2 weeks ago I sat with a pastor in Douglas County. There are 4 high schools represented in the youth group at his church, and between those 4 schools there were 9 suicides last year.
This morning I got a call from a pastor. Over the years, we have become friends, but this was not a friendly visit. Last night he had to call the authorities to prevent the suicide of one of his congregants. This is not the first time either. This was the second time in three weeks.
I have heard more stories like this than I can count, and frankly, I’m tired of hearing them. So I’m asking, during the most trying time of year, for help.
Pastors, we desperately need your leadership. People all over your congregations are tired, worn out, stretched, isolated and alone. Depression may be sneaking up on them because they are burnt out from work, trying to deal with family over the holidays, finding out now they are going to be alone, or feeling worthless because they can’t afford the presents their loved ones asked for. Many more, like me, already have mental illness and hope they can maintain their sanity through the holiday season.
This time of year, as churches, we talk about the need to help the least of these. We highlight all of the things we have to be thankful for contrasted against the situation of Jesus in the 1st century Near-East. But we also discredit the stress and pain surrounding all of us.
The pastor mentioned above in Douglas County lives simultaneously in one of the wealthiest counties in the United States, and the county with the highest suicide rate. In the words a colleague, Frank, “They have bought their isolation, and it is the end of them.” How do we make space to allow people who are suffering to experience hope? How do we allow those whom we expect to be doing well, because financially they look very good, the space to talk about how broken they are?
My friend responding to suicide calls lives in a blue-collar community 30 minutes from Douglas County. But they are not immune to depression and suffering. If anything, his story highlights that the needs are immense. How as a church do we give people permission to get help when they desperately need it?
This holiday season, we can hope that our families are going to get along, sing songs together, and exchange gifts in a civil fashion. We can hope that the bonus from work comes in so we can afford this year’s new toys. We can hope that someone is going to spend time with us over the holidays. But that is just surviving Christmas, not learning to thrive in it.
If you have people (and you do) who are not okay, is your church a safe place for them to begin to reach out? Is your church a place where people will experience challenge and hope instead of shame and hate if they confess their own mental anguish?
This year I would challenge pastors to help give your congregation permission. People in your church may need permission to get professional help. Give it to them. They may need permission to ask for help from a friend. Give it to them.
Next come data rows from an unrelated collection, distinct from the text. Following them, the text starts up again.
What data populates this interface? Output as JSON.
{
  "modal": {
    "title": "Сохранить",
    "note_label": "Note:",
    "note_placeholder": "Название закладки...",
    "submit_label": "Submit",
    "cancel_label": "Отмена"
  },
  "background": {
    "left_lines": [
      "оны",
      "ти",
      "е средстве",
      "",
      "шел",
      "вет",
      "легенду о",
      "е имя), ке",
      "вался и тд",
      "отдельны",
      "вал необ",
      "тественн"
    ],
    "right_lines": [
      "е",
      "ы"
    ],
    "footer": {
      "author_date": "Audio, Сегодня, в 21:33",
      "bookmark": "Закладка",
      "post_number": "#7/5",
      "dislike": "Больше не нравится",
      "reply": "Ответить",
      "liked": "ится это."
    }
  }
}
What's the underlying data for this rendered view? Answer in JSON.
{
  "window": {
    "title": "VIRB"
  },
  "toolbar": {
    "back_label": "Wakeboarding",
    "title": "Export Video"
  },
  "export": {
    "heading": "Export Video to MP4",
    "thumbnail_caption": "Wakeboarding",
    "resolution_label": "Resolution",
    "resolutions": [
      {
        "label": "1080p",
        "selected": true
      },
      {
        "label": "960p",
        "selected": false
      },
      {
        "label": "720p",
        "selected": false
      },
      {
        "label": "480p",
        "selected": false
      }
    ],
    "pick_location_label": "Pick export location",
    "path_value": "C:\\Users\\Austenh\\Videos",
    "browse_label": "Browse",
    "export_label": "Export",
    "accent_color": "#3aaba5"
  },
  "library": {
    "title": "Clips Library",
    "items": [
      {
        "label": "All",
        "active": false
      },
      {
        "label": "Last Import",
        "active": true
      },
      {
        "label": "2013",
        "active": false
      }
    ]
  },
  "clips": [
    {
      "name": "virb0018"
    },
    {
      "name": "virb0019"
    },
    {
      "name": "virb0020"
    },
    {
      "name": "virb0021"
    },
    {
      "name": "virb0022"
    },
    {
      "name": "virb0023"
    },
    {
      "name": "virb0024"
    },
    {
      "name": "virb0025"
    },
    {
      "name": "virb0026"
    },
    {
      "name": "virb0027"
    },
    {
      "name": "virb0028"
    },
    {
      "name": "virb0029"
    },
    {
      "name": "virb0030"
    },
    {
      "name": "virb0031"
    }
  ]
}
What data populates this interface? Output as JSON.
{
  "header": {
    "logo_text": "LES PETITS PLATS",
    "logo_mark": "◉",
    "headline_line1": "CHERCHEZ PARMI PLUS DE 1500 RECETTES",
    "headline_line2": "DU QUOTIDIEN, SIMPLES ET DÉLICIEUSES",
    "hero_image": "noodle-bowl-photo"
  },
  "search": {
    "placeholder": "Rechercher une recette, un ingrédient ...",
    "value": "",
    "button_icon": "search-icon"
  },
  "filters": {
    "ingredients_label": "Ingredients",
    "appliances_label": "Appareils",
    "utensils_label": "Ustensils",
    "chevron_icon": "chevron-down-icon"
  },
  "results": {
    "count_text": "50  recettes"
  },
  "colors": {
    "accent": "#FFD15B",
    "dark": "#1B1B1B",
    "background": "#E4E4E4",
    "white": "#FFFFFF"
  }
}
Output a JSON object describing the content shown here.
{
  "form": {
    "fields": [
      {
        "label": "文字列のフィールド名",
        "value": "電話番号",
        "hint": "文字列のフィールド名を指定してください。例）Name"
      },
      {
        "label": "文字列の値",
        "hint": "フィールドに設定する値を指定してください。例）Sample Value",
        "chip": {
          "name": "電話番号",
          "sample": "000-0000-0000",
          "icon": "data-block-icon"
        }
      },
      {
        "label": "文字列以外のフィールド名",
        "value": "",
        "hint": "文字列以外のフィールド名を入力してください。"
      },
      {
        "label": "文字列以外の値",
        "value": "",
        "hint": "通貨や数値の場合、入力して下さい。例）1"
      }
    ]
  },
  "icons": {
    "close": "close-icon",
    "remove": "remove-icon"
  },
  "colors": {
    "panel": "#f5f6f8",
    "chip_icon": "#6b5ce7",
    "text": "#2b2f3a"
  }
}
And, if you are among the 70% of pastors who struggle with depression, I would ask that you let your congregation know that this can be a hard season by sharing what you are doing to keep your head over the holidays. Nothing gives others permission to heal more than hearing the story of how someone who has to fight too.